Today we remember the compassion of Philip Workman in his most agonizing hour. We remember Lt. Ronald Oliver, Philip Workman, and all those affected by their deaths. Today we remember that there is much work to be done, and we recommit ourselves to resisting and ultimately abolishing the death penalty in Tennessee. Let us on this day strive to live as people who affirm with Martin Luther King Jr.:

Returning violence for violence multiplies violence, adding deeper darkness to a night already devoid of stars. Darkness cannot drive out darkness, only light can do that. Hate cannot drive out hate; only love can do that.

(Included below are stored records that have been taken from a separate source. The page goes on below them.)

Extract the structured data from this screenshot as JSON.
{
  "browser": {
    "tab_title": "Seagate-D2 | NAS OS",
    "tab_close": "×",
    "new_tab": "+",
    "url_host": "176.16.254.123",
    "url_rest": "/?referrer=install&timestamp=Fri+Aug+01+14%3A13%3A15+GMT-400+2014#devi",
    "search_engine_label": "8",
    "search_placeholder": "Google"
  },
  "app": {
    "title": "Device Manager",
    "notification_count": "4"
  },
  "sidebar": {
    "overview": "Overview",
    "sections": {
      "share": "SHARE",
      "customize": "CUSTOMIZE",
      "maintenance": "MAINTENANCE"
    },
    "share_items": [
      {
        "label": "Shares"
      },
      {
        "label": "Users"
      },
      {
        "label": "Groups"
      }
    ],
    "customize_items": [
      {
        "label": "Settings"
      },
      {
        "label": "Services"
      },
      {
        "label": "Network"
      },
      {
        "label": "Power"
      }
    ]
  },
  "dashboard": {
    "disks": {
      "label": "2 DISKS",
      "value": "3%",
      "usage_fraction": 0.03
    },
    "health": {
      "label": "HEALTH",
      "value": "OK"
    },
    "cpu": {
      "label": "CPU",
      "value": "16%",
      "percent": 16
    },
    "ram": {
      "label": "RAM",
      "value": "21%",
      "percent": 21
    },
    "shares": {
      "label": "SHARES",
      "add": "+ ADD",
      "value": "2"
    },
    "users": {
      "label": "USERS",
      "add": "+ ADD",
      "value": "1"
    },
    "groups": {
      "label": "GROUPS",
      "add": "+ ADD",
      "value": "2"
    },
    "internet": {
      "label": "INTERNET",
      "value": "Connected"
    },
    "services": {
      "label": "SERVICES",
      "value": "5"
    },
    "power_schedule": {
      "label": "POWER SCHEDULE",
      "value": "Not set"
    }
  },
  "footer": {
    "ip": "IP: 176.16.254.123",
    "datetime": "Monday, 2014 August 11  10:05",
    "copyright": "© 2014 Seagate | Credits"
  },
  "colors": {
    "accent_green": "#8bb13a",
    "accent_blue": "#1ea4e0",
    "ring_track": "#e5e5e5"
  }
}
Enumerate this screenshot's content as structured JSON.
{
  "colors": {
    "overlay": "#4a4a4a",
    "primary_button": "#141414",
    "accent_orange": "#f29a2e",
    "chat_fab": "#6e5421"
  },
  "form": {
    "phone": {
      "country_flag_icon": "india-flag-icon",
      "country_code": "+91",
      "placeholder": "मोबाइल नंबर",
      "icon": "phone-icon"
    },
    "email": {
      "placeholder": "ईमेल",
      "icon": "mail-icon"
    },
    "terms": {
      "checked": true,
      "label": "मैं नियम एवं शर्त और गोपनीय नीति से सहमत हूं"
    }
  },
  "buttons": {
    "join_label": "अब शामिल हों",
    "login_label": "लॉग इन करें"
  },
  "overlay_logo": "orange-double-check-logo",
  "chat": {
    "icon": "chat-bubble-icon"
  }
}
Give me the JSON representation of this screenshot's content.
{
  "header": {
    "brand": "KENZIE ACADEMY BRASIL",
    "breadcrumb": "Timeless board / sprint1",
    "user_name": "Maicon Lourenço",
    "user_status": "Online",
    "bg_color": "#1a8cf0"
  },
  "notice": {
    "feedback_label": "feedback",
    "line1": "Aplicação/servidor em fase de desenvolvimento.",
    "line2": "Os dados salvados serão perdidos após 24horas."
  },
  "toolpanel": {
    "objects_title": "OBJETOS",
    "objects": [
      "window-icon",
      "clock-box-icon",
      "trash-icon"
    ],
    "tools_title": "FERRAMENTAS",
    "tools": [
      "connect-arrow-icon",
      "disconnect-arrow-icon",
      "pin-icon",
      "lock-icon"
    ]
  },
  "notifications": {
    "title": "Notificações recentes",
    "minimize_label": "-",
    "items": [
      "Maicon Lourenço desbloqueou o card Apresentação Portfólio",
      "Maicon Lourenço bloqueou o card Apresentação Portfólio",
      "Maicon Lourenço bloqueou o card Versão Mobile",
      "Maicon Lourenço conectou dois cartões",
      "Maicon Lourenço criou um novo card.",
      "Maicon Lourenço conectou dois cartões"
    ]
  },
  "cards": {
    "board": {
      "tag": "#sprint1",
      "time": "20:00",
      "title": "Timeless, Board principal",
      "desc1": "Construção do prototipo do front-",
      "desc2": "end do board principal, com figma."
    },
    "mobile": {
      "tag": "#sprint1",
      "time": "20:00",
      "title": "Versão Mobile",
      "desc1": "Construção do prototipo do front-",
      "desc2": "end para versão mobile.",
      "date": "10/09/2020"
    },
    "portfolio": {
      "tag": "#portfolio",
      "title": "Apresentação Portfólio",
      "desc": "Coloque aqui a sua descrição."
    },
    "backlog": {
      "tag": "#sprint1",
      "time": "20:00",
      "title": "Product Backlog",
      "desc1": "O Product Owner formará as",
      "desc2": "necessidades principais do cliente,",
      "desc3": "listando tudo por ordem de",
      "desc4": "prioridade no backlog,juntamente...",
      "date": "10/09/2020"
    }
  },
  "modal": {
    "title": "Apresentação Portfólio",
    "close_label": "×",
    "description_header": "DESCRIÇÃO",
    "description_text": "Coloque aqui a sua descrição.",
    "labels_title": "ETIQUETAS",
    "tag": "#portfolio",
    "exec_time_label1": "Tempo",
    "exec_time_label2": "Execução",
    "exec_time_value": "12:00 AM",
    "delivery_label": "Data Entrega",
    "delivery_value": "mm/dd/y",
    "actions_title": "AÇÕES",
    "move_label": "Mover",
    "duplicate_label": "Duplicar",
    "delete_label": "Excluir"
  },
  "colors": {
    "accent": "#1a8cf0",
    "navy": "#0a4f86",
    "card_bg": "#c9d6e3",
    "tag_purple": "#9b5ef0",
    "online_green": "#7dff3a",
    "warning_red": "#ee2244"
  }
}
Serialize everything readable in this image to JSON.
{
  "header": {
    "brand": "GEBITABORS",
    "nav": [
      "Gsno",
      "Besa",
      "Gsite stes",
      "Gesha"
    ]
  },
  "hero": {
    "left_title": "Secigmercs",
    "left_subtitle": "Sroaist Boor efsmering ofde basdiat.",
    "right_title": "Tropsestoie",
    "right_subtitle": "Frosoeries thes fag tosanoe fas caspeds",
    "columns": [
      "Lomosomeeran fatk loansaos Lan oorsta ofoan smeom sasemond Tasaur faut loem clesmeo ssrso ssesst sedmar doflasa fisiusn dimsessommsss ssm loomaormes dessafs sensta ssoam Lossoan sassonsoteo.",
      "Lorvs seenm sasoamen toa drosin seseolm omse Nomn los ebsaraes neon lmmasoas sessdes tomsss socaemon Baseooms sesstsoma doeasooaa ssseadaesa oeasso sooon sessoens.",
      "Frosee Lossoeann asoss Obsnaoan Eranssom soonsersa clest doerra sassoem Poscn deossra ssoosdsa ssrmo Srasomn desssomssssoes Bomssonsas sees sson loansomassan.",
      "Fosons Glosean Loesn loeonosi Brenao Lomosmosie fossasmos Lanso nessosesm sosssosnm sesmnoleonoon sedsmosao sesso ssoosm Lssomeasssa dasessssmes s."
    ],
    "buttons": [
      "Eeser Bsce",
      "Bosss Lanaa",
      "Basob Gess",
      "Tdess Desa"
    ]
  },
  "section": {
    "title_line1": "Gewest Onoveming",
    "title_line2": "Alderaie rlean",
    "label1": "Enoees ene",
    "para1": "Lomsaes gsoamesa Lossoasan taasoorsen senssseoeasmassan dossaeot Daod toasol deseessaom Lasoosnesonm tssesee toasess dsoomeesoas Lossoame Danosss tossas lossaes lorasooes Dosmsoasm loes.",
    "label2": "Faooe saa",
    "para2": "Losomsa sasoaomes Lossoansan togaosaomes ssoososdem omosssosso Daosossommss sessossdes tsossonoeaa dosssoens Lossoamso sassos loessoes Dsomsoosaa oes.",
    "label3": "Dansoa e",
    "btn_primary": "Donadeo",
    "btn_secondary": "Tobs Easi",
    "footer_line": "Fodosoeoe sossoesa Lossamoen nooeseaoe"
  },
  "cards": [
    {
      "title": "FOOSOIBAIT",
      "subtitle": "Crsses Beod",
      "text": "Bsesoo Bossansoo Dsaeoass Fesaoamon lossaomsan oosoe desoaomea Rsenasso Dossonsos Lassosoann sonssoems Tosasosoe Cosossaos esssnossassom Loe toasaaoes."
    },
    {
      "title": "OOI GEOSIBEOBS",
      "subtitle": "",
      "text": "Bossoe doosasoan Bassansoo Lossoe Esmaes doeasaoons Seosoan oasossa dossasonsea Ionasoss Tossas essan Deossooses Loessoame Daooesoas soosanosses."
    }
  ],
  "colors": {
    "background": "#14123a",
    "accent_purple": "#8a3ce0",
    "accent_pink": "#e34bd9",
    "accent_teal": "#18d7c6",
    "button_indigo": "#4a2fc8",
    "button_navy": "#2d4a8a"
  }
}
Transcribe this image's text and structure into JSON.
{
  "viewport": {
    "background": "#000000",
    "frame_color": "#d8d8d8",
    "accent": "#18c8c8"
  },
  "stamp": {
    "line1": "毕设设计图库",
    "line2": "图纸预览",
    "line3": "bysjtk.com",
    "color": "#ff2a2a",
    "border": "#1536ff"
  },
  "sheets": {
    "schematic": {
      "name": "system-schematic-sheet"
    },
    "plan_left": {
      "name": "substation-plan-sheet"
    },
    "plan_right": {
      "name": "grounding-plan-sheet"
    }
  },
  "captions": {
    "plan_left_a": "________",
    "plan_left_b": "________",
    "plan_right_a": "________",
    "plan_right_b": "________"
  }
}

Fairly, there are numerous aspects you would like to think about medications. All discount medicaments save money, but few online drugstores offer better deals than other online drugstores. There isn’t anything you can’t order online anymore. Remedies like Deltasone ordinarily is used to treat diseases such as eye problems. Glucocorticoids naturally occurring steroids, which are easily absorbed from the gastrointestinal tract. There are varied drugs for every conditions. Cialis is a remedy prescribed to treat many illnesses. What do you already know about long term side effects of cialis? What consumers talk about how long does it take for cialis to take effect? A general sexual claim among men is the erectile disfunction. Sexual problems mostly signal deeper problems: low libido or erectile dysfunction can be the symptom a strong health problem such as core trouble. Albeit the erectile disfunction itself isn’t necessarily dangerous, erectile dysfunction is sometimes one of the early warning symptoms of other underlying heartiness conditions that can be very dangerous. Unfortunately nearly all over-the-counter medicines have sometimes dangerous aftereffects, from muscle aches to death. If you buy any erectile dysfunction medicaments like Cialis, check with a physician that they are sure to take with your other drugs. Do not take unwanted medications. Take Cialis to your local chemist’s shop which will dispose of them for you.